Hi Stephanie, My gut tells me that the red rubber is a nasal cannula that was placed prior to the patient being put on the ventilator. I would look in the chart but the patient information isn't accessible at the moment. After discussing it with one of our doctors, she agrees on it being a nasal cannula. We would usually place a yellow feeding tube that has built in caps for an NG or NE tube.
This did lead to a discussion and I thought I would include it; if it is a nasal cannula it is okay that it isn't capped. If by chance it is an NE (nasoesophageal) tube you are right, it should be capped but it also isn't harmful to the patient to not have it capped since the esophagus is flaccid and would close down against itself. But like you said and we both agree, it is very long so I doubt it is long enough to be an NE tube. Hope that helps, really great question!

Stephanie  Cowan 's picture
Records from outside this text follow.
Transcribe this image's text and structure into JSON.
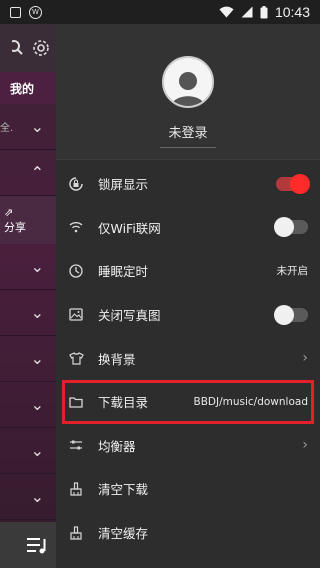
{
  "status_bar": {
    "time": "10:43",
    "logo_text": "W"
  },
  "under_page": {
    "tab_mine": "我的",
    "share_label": "分享"
  },
  "profile": {
    "login_label": "未登录"
  },
  "menu": [
    {
      "label": "锁屏显示",
      "icon": "lock-rotate-icon",
      "control": "toggle",
      "state": "on"
    },
    {
      "label": "仅WiFi联网",
      "icon": "wifi-icon",
      "control": "toggle",
      "state": "off"
    },
    {
      "label": "睡眠定时",
      "icon": "moon-timer-icon",
      "control": "value",
      "value": "未开启"
    },
    {
      "label": "关闭写真图",
      "icon": "image-icon",
      "control": "toggle",
      "state": "off"
    },
    {
      "label": "换背景",
      "icon": "shirt-icon",
      "control": "chevron"
    },
    {
      "label": "下载目录",
      "icon": "folder-icon",
      "control": "value",
      "value": "BBDJ/music/download"
    },
    {
      "label": "均衡器",
      "icon": "equalizer-icon",
      "control": "chevron"
    },
    {
      "label": "清空下载",
      "icon": "broom-icon",
      "control": "none"
    },
    {
      "label": "清空缓存",
      "icon": "broom-icon",
      "control": "none"
    }
  ],
  "colors": {
    "toggle_on": "#ff2a2a",
    "highlight_border": "#e3202b",
    "drawer_bg": "#2d2d2d"
  }
}
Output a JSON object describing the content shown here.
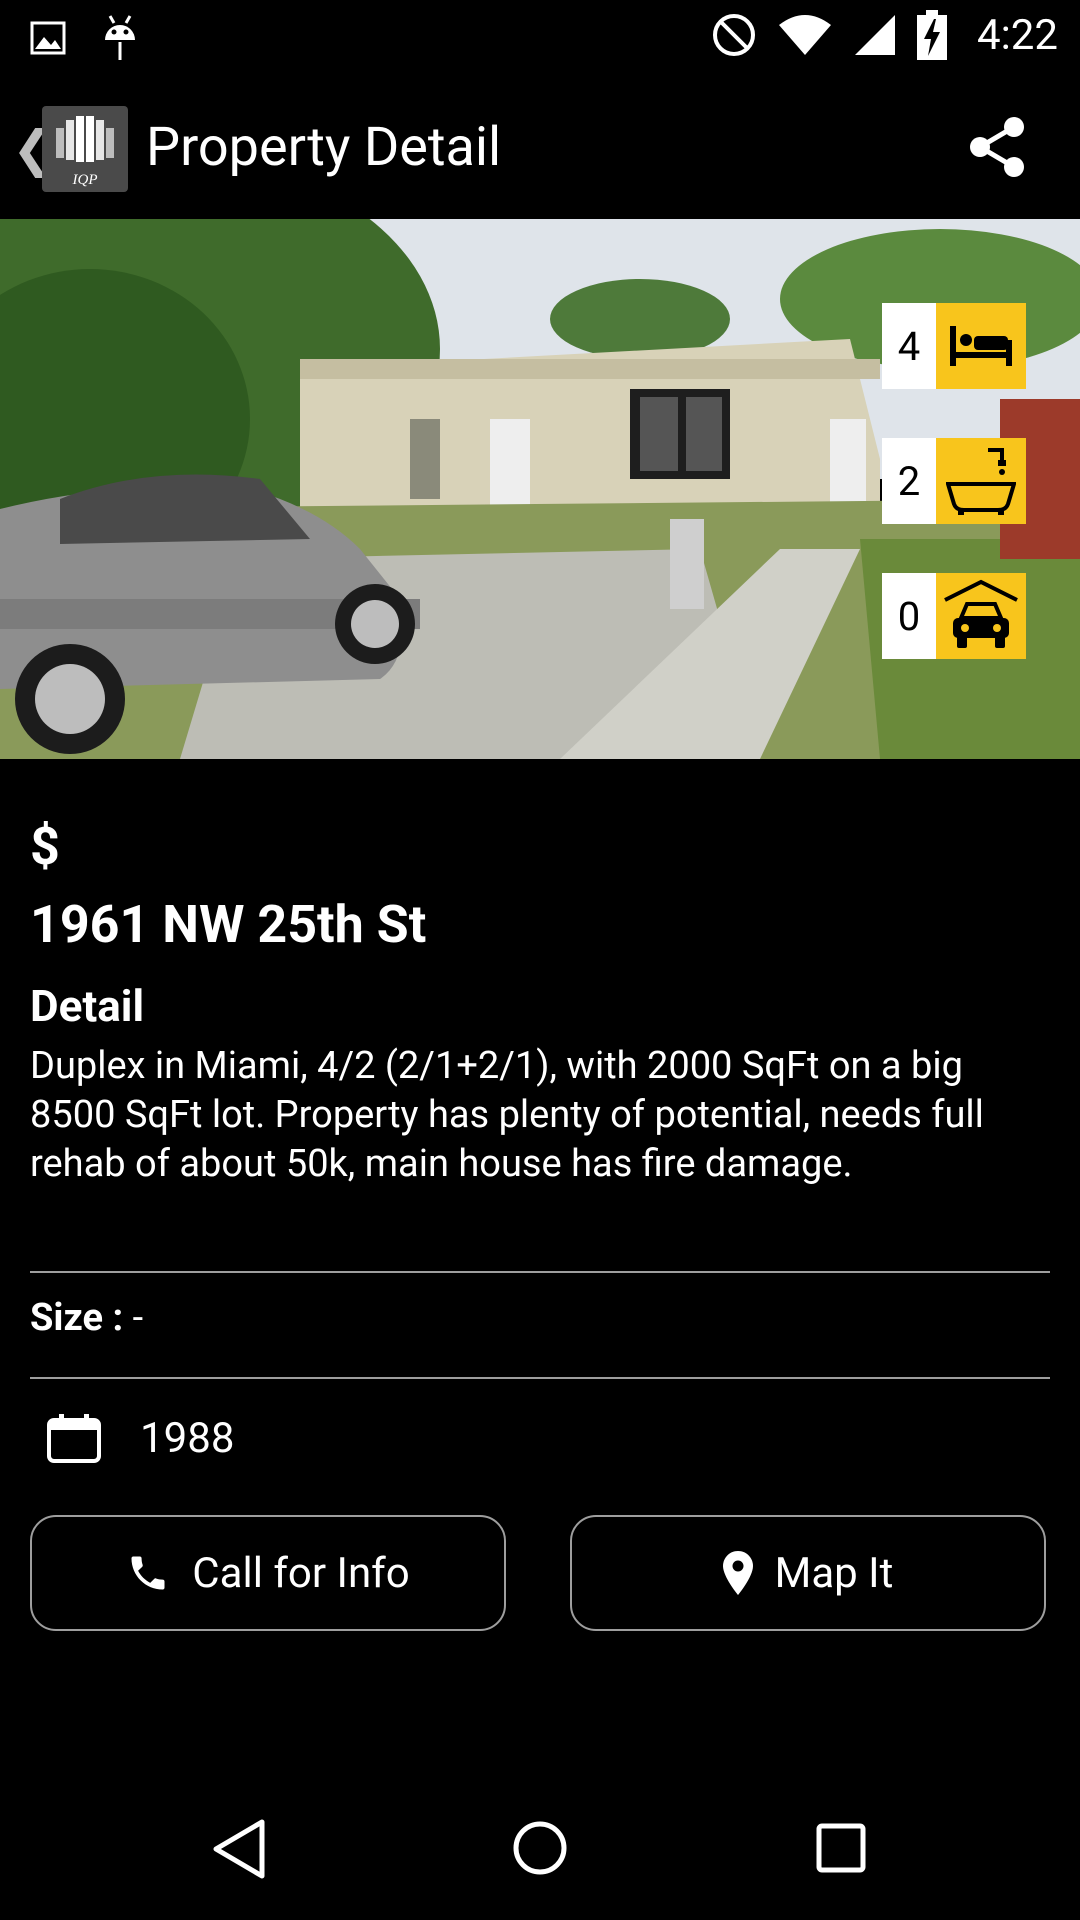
{
  "status_bar": {
    "time": "4:22",
    "icons": [
      "gallery-icon",
      "android-icon",
      "do-not-disturb-icon",
      "wifi-icon",
      "signal-icon",
      "battery-charging-icon"
    ]
  },
  "app_bar": {
    "title": "Property Detail",
    "logo_text": "IQP",
    "icons": [
      "back-chevron-icon",
      "share-icon"
    ]
  },
  "property": {
    "bedrooms": "4",
    "bathrooms": "2",
    "garage": "0",
    "price": "$",
    "address": "1961 NW 25th St",
    "detail_heading": "Detail",
    "detail_text": "Duplex in Miami, 4/2 (2/1+2/1), with 2000 SqFt on a big 8500 SqFt lot. Property has plenty of potential, needs full rehab of about 50k, main house has fire damage.",
    "size_label": "Size :",
    "size_value": "-",
    "year": "1988"
  },
  "actions": {
    "call_label": "Call for Info",
    "map_label": "Map It"
  },
  "colors": {
    "background": "#000000",
    "accent": "#f8c51c",
    "divider": "#9e9e9e"
  }
}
Thank you so much for your reply. It makes sense that it was for oxygen prior to patient being placed on the vent. I also had no idea that it could be uncapped if it WERE an NE tube. I was always taught to cap those but it's interesting that the esophagus closes down on itself. So cool to learn that! Thanks again!

Jordan Billock's picture

I was curious if the ET tube was replaced at all during this time? As a new technician this video was very helpful, so thank you!

Jessica Waters-Miller's picture

Hi Jordan,

Thanks for the great question! Yes, we will be replacing the ET tube during the patient's time on the ventilator. We would be doing this every 12-24 hours depending on patient needs and what is tolerated. This, of course, has to be done quickly. As Megan said, these patients may need their mouth cleaned (suctioned or wiped) to help with keeping that ET as clean as possible since we will be using a sterile tube to replace each time.
And, since we are on the topic (great idea for a spin-off video) we will also be deflating the cuff every 4 hours for 5-10 minutes to help the trachea not develop pressure sores or necrosis. This is also performed as tolerated.
Please let me know if you have any more questions and happy holidays!